## GOAL OF THE EXERCISE:
Using the word "content" as the filter, copy each matching line from the records.

--------------------

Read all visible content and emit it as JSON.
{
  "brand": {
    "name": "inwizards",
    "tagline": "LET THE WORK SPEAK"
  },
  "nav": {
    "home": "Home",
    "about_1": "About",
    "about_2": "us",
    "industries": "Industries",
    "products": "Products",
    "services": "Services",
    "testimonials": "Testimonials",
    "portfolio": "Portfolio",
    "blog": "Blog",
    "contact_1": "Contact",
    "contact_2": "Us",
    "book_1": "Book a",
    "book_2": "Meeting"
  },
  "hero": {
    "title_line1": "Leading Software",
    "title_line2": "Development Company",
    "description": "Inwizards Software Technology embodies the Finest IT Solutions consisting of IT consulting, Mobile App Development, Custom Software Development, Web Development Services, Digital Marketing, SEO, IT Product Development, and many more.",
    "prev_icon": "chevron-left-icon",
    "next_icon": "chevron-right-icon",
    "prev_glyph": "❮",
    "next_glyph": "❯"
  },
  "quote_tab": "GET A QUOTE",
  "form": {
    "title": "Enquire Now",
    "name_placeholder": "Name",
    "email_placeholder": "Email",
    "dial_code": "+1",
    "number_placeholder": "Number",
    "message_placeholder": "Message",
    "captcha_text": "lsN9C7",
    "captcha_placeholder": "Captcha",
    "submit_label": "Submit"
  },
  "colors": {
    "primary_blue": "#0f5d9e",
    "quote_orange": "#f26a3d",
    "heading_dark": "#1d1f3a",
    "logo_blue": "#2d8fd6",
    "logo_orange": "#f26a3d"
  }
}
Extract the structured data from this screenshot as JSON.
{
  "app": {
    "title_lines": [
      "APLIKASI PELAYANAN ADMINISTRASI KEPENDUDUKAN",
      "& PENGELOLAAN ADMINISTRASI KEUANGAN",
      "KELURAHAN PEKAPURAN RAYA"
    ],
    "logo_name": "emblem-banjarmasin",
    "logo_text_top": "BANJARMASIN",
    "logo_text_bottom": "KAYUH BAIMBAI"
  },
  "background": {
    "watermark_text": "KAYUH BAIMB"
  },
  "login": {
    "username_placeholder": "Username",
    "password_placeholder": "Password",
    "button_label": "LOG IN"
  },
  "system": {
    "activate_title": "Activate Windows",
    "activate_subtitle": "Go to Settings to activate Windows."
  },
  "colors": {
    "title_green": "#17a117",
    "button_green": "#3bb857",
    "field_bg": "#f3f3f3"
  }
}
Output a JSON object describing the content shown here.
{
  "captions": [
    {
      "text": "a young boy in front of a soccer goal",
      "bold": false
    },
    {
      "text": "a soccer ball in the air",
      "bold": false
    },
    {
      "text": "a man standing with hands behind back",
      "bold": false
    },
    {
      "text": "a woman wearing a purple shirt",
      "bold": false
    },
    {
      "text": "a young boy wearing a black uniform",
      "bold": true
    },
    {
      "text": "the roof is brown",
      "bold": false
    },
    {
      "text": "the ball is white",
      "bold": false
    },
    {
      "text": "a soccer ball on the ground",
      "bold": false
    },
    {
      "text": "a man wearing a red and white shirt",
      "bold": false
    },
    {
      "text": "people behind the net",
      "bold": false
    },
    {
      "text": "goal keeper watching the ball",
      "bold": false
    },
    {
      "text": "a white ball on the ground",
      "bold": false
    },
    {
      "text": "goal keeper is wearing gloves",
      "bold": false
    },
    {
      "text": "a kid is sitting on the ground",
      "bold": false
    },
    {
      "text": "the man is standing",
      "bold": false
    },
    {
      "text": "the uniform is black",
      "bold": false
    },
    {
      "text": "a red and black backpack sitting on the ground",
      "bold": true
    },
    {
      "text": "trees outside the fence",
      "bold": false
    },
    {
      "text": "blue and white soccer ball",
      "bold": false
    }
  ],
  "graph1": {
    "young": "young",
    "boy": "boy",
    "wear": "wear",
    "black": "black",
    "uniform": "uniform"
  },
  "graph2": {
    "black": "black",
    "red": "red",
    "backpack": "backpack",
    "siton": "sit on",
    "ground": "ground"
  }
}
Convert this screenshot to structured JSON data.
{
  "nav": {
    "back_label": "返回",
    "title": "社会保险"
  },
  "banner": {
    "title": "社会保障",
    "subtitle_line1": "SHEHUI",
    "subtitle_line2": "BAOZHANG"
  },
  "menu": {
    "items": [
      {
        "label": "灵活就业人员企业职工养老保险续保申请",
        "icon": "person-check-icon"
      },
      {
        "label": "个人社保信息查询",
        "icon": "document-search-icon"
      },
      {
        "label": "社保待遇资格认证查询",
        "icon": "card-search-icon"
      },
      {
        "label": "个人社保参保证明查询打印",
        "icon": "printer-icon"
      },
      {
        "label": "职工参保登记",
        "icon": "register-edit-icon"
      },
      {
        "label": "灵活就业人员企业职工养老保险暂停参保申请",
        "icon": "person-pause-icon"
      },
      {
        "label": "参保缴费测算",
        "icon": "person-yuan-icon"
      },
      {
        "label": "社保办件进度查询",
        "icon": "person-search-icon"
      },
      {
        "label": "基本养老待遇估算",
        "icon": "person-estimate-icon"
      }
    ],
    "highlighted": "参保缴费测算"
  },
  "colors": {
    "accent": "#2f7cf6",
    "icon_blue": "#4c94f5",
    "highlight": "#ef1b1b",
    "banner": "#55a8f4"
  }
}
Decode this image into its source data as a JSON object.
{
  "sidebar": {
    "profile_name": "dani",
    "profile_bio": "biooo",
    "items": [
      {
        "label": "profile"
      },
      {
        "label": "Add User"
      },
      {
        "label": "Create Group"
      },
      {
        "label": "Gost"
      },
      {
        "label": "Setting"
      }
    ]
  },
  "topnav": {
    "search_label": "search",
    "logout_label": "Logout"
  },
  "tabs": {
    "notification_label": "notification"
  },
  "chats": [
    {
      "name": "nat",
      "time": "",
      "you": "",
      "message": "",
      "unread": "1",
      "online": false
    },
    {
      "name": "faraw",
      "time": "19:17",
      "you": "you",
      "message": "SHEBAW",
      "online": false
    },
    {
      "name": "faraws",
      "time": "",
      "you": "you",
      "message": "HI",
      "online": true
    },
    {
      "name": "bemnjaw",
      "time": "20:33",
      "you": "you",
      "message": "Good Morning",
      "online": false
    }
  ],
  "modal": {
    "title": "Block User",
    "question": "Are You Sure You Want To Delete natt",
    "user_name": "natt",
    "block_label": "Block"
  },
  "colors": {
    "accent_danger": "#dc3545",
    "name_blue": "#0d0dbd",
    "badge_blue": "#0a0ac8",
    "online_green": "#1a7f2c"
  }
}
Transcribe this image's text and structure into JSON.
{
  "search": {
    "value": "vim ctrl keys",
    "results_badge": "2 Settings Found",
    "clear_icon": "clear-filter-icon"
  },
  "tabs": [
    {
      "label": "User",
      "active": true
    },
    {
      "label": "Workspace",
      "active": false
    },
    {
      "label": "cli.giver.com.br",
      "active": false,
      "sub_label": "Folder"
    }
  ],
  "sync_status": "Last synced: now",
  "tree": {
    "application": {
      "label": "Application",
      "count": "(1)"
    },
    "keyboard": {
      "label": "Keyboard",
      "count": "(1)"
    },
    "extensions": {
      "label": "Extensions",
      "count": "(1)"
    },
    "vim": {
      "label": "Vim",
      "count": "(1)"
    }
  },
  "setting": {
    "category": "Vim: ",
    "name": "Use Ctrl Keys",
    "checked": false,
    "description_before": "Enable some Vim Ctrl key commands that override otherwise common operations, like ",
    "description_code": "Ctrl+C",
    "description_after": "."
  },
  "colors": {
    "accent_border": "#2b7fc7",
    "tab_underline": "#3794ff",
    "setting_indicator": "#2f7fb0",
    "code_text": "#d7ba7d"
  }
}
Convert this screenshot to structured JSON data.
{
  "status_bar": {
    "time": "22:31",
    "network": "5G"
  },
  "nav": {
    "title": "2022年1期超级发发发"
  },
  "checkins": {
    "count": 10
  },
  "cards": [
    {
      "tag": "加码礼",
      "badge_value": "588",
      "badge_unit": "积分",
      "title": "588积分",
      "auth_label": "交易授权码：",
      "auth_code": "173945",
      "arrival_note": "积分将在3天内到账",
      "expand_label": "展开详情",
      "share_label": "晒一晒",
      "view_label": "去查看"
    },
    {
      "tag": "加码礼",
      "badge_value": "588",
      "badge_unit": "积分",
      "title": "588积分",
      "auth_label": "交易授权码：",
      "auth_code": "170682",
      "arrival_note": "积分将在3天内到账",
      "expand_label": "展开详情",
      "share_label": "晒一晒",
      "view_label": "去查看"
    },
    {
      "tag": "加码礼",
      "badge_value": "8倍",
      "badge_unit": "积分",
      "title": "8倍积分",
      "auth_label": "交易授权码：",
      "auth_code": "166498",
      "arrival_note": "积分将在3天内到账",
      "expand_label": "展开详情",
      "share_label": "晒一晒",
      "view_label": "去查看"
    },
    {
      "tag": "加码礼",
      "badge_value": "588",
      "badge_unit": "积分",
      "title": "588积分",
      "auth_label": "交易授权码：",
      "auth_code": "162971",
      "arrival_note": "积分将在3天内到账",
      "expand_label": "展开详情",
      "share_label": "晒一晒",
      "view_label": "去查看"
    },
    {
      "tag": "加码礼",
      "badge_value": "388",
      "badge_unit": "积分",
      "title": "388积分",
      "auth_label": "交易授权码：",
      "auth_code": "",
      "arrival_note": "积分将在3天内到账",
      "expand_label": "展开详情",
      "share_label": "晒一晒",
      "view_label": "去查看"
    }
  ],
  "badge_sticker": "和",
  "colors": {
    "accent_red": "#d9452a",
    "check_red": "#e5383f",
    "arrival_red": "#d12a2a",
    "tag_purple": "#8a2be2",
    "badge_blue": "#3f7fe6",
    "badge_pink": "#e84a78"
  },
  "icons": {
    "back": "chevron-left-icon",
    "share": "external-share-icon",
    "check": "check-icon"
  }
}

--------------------

## YOUR SOLUTION:
Read all visible content and emit it as JSON.
Output a JSON object describing the content shown here.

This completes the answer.